by Nicole Flatow
Friday’s appeals court decision striking down the individual coverage provision of the health care reform law did not hinge on any “constitutional bedrock doctrines” so much as on Congress’s alleged imprecise use of terminology, University of Southern California law professor Edward Kleinbard writes in The Huffington Post.
Had Congress framed the law as a “tax,” rather than as a “penalty” on those with certain incomes who do not buy health insurance, “the result apparently would have within its power,” even though the penalty envisioned by Congress is collected through the tax structure, Kleinbard writes.
“We now must hope that the Supreme Court will see past the formalism of this analysis and conclude that the legislation in substance is completely constitutional,” he adds.

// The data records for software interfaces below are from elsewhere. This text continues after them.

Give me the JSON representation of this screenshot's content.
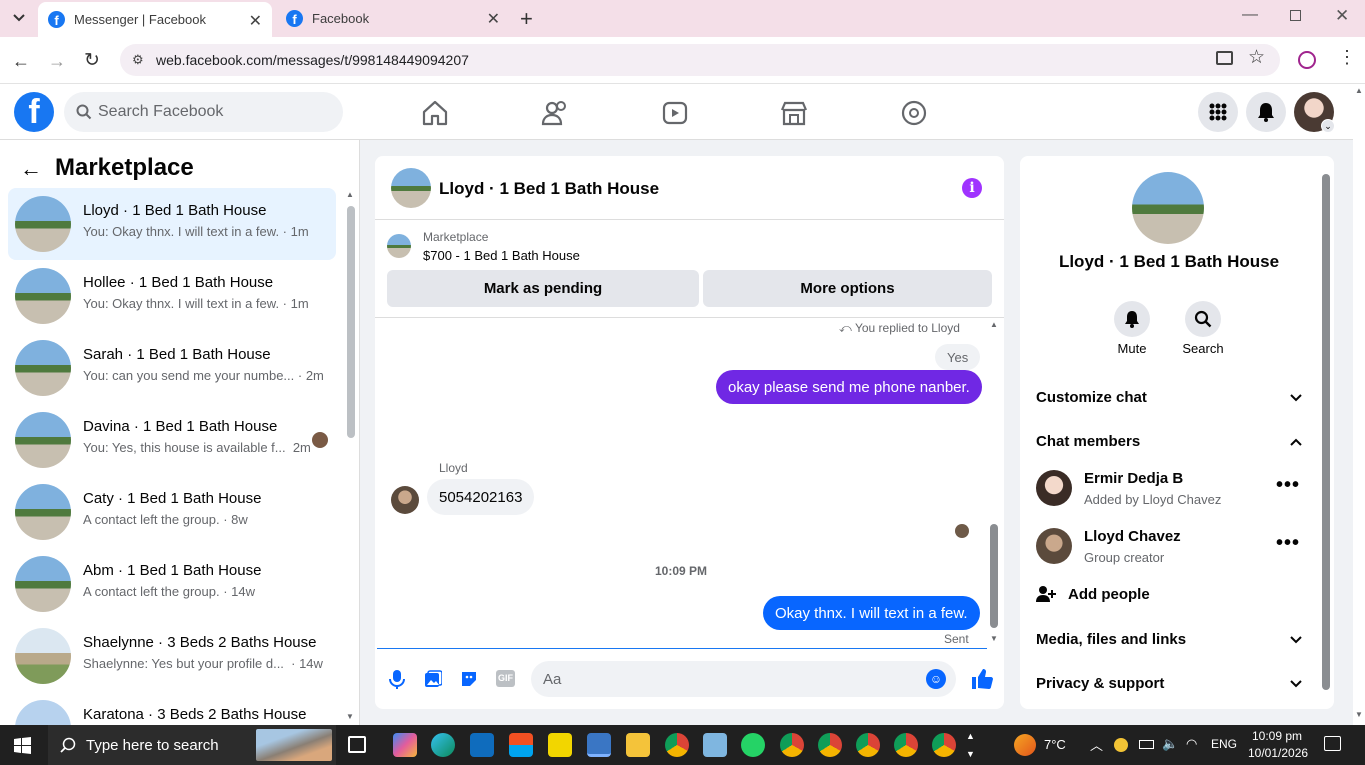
{
  "browser": {
    "tabs": [
      {
        "title": "Messenger | Facebook"
      },
      {
        "title": "Facebook"
      }
    ],
    "url": "web.facebook.com/messages/t/998148449094207"
  },
  "header": {
    "search_placeholder": "Search Facebook"
  },
  "sidebar": {
    "title": "Marketplace",
    "conversations": [
      {
        "name": "Lloyd · 1 Bed 1 Bath House",
        "preview": "You: Okay thnx. I will text in a few. · 1m"
      },
      {
        "name": "Hollee · 1 Bed 1 Bath House",
        "preview": "You: Okay thnx. I will text in a few. · 1m"
      },
      {
        "name": "Sarah · 1 Bed 1 Bath House",
        "preview": "You: can you send me your numbe... · 2m"
      },
      {
        "name": "Davina · 1 Bed 1 Bath House",
        "preview": "You: Yes, this house is available f...  2m"
      },
      {
        "name": "Caty · 1 Bed 1 Bath House",
        "preview": "A contact left the group. · 8w"
      },
      {
        "name": "Abm · 1 Bed 1 Bath House",
        "preview": "A contact left the group. · 14w"
      },
      {
        "name": "Shaelynne · 3 Beds 2 Baths House",
        "preview": "Shaelynne: Yes but your profile d...  · 14w"
      },
      {
        "name": "Karatona · 3 Beds 2 Baths House",
        "preview": ""
      }
    ]
  },
  "chat": {
    "title": "Lloyd · 1 Bed 1 Bath House",
    "listing": {
      "source": "Marketplace",
      "price_title": "$700 - 1 Bed 1 Bath House",
      "mark_pending": "Mark as pending",
      "more_options": "More options"
    },
    "messages": {
      "replied_label": "You replied to Lloyd",
      "quoted": "Yes",
      "sent1": "okay please send me phone nanber.",
      "sender_name": "Lloyd",
      "received": "5054202163",
      "timestamp": "10:09 PM",
      "sent2": "Okay thnx. I will text in a few.",
      "status": "Sent"
    },
    "composer_placeholder": "Aa"
  },
  "details": {
    "name": "Lloyd · 1 Bed 1 Bath House",
    "mute_label": "Mute",
    "search_label": "Search",
    "customize": "Customize chat",
    "members_heading": "Chat members",
    "members": [
      {
        "name": "Ermir Dedja B",
        "role": "Added by Lloyd Chavez"
      },
      {
        "name": "Lloyd Chavez",
        "role": "Group creator"
      }
    ],
    "add_people": "Add people",
    "media": "Media, files and links",
    "privacy": "Privacy & support"
  },
  "taskbar": {
    "search_placeholder": "Type here to search",
    "weather": "7°C",
    "lang": "ENG",
    "time": "10:09 pm",
    "date": "10/01/2026"
  },
  "colors": {
    "fb_blue": "#1877f2",
    "messenger_purple": "#7028e4",
    "sent_blue": "#0866ff",
    "active_bg": "#e7f3ff"
  }
}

Underlying the court's reasoning is the belief, also reflected in the recent debt-ceiling negotiations, that “government activity is largely hostile to prosperity and the pursuit of happiness, and therefore the less of it, the better,” Kleinbard writes.